When fuel prices rise far enough, demand will indeed fall. However, reducing our demand (to keep prices low) isn’t the goal to be achieved by realizing that our oil payments help finance terrorism. Rather, it’s the other way around: Cutting off funding for terrorism is paramount and can be promoted by decreasing our demand and moderating prices. That would remain an imperative goal even if gas should return to $1.50 per gallon.
Politics and progress in Iraq
Before leaving the Palm Springs, Calif., area for Orange County on Monday to discuss immigration reform proposals in Irvine, President Bush made it crystal clear in a pep talk to Marines, sailors and families at the Air Ground Combat Center at nearby Twenty-Nine Palms that despite headlines — e.g., “Support for the war in Iraq dwindles,” and “Generals call for the defense secretary’s resignation” — “I’m not losing my nerve” (“Bush sees Iraq win as ‘blow’ to al Qaeda,” Nation, Tuesday).
Perhaps the ghost of Gen. George S. Patton was leading on Mr. Bush, as this is the same place where Old Blood and Guts established a desert training center in 1942 to train troops for upcoming service in the Sahara Desert of North Africa.
That the Republicans raised nearly $2 million at a fundraiser at a country club in Indian Wells, Calif., gives every indication, in spite of today’s negative polls, that the Republican Party is alive — and will be sufficiently well-financed to campaign successfully and retain control of Congress next November.
The wind was abruptly taken out of the sails of Sen. John Kerry, Massachusetts Democrat, who recently advocated an early pullout because of the Iraqi failure to establish a national unity government.
Prime Minister Ibrahim al-Jaafari, facing reality that he was not going to be able to do so, stepped down and made way for a more effective negotiator, Jawad al-Maliki, to take over the reins as prime minister. Oval Office wannabe Mr. Kerry, belatedly recalling the seven years it took for an American government to be established after the end of the Revolutionary War, graciously conceded that he would allow the new prime minister a little more time.
WILLIAM H. SMITH
Palm Desert, Calif.
Supreme Court is too serious for TV
In his column “Televise Supreme Court arguments” (Op-Ed, Monday), Nat Hentoff surprised me with his support of the notion that Supreme Court arguments should be televised.
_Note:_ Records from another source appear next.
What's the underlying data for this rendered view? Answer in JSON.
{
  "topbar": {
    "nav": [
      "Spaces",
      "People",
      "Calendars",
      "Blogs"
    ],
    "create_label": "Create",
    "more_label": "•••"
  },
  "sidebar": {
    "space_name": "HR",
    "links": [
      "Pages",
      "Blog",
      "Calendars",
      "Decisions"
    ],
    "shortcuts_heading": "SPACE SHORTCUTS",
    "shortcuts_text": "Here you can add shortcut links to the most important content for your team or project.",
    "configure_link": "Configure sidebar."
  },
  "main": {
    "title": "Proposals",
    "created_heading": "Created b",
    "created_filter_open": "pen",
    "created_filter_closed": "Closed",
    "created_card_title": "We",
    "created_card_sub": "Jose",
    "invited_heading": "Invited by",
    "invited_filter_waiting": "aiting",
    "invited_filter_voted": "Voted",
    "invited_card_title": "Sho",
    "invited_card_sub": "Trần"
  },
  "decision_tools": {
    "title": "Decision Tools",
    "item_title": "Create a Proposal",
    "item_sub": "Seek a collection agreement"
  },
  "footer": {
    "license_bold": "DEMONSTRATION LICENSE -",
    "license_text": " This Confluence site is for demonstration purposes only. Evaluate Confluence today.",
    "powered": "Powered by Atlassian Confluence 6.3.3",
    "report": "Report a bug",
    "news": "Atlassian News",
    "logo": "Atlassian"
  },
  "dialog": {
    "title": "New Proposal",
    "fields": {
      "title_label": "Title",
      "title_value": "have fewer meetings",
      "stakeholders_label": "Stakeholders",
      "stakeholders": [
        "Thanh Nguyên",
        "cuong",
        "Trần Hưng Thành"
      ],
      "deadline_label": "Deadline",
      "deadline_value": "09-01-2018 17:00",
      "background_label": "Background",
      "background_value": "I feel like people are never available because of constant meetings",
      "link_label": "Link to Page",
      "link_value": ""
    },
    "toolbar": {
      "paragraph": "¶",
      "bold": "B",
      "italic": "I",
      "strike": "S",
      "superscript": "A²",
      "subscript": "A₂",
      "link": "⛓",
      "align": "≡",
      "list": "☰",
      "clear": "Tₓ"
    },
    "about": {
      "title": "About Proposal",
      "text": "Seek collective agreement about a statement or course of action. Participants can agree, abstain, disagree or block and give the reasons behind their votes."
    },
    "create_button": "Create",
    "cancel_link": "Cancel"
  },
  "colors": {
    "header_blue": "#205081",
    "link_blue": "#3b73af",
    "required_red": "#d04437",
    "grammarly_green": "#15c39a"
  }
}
I expected more nuance in his judgment of democracy as our Founding Fathers defined it.
Television cameras in the Supreme Court would be a valuable educational tool, Mr. Hentoff argues. I think the founders would have been terrified by the notion. They would have had the foresight to comprehend the result as mob rule in the end. The public would largely ignore the show, and the demagogues would make hay with it to serve their political purposes. The justices, being human, would be influenced in the way they frame their questions for fear of the public emotion they might trigger. The whole experience might result in more drama or comedy but less jurisprudence.
The reality show “Judge Judy” is one thing, but this is serious stuff, and Mr. Hentoff, I thought, would have known better.
ALI F. SEVIN